Chatter: Blade fluttering during cuts, causing roughness. Slow feed speed, increase blade/tip tension, resharpen blade.
Defects: Pin knots, internal cracks etc. identified after cutting. Learn to read grain lines better before milling.
With patience and an understanding of your specific mill’s quirks, most problems have fixes. Don’t hesitate to service components or consult dealer support documents. An efficiently running mill means straighter, more profitable lumber.
Bringing It All Together for Successful Lumber Milling
By following the steps outlined in this guide, you now have the fundamental knowledge necessary to confidently start sawing lumber with your bandsaw mill.
With some hands-on experience, your skills will continue growing to maximize efficiency and yield.
To review, we discussed how to choose the right mill for your budget and needs, ensure safe and proper setup, understand basic and advanced sawing techniques, operate efficiently, and troubleshoot common issues.
Mastering these aspects will allow you to take full advantage of the milling process.
Whether your goal is producing lumber for personal woodworking projects, supplemental income or large scale commercial endeavors, a bandsaw mill is a versatile tool when used correctly.
You’ll develop an appreciation for the variability in wood grain and properties between species.
As with any machinery, ongoing self-education is key. Continue honing blade maintenance and machine adjustments.
Learn from the experience of others in milling communities online. Read manuals cover to cover and heed all safety warnings. With time invested in training, your mill will reward through increased productivity.

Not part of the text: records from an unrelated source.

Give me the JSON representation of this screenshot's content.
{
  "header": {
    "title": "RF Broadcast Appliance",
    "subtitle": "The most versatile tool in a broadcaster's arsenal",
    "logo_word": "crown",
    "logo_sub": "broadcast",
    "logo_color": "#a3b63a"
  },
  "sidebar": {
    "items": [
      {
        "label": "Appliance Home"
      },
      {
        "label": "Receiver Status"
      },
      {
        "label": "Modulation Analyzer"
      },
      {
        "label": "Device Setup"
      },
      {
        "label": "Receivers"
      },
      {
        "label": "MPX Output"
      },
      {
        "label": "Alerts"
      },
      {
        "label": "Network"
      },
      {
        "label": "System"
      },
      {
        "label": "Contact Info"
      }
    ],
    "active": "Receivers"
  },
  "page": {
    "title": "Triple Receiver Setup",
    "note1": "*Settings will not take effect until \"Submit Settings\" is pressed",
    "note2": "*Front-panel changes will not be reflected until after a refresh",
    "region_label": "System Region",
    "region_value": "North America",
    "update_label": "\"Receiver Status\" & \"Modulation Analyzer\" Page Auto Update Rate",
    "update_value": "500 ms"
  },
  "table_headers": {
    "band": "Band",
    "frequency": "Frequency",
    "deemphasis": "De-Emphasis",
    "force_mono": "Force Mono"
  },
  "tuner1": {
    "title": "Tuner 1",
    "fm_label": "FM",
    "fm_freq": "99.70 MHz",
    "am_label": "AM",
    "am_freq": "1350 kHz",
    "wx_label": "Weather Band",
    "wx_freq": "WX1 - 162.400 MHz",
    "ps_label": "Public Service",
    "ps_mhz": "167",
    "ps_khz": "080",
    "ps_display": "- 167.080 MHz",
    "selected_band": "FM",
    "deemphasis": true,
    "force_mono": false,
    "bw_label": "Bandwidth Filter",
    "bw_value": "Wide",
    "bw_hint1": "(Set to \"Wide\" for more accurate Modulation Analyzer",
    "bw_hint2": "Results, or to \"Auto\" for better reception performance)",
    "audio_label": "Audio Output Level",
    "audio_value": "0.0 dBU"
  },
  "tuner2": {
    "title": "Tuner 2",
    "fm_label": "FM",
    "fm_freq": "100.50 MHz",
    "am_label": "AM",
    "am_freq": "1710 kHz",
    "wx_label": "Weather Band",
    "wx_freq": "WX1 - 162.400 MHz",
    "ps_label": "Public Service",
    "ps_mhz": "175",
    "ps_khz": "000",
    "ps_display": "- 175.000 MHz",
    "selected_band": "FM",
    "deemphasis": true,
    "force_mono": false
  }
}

Whether milling the occasional small tree or processing truckloads of logs, the satisfaction of turning raw material into finished wood products is immensely rewarding.
We hope this guide has provided a foundation for you to step confidently into the world of bandsaw lumber milling.
Taking Your Milling Skills to the Next Level
By now you have a solid understanding of how to safely and efficiently mill lumber using a bandsaw mill. But the learning doesn’t stop here.
As with any new skill, continuous practice and advancement will help you maximize your mill’s capabilities.
Consider taking a sawmill operation or maintenance course offered by equipment manufacturers like Wood-Mizer.
Hands-on training from industry experts can help troubleshoot complex issues and perfect your technique. Many also offer portable sawmill operator certifications.
Joining a local lumber milling group connects you with an experienced community. Attend meetings to observe advanced mill setups, receive milling assignments, and exchange knowledge with other operators facing similar conditions. Many groups even host milling bees and lumber swaps.
Advancing your skills into specialty or commercial uses generates additional income potential. You can start milling timber salvaged from construction sites or selective logging operations.
Custom milling for builders yields architectural grade lumber. Supplement your operation by offering portable milling services on location.
Invest in optional mill upgrades like additional blade speeds, hydraulic log handling systems, optimized sawhead carrier designs as your experience and throughput increase. Larger capacity mills allow processing more volume per day.
Always seek to improve safety procedures with your increased responsibilities. Consider LIABILITY INSURANCE in case of unforeseen accidents on-site. Maintain all equipment rigorously according to manufacturer guidelines.
With ongoing dedication to honing your craft, backyard or small-scale milling can grow into a serious small business. But always prioritize safe practices as your skills and abilities expand over the years of milling ahead.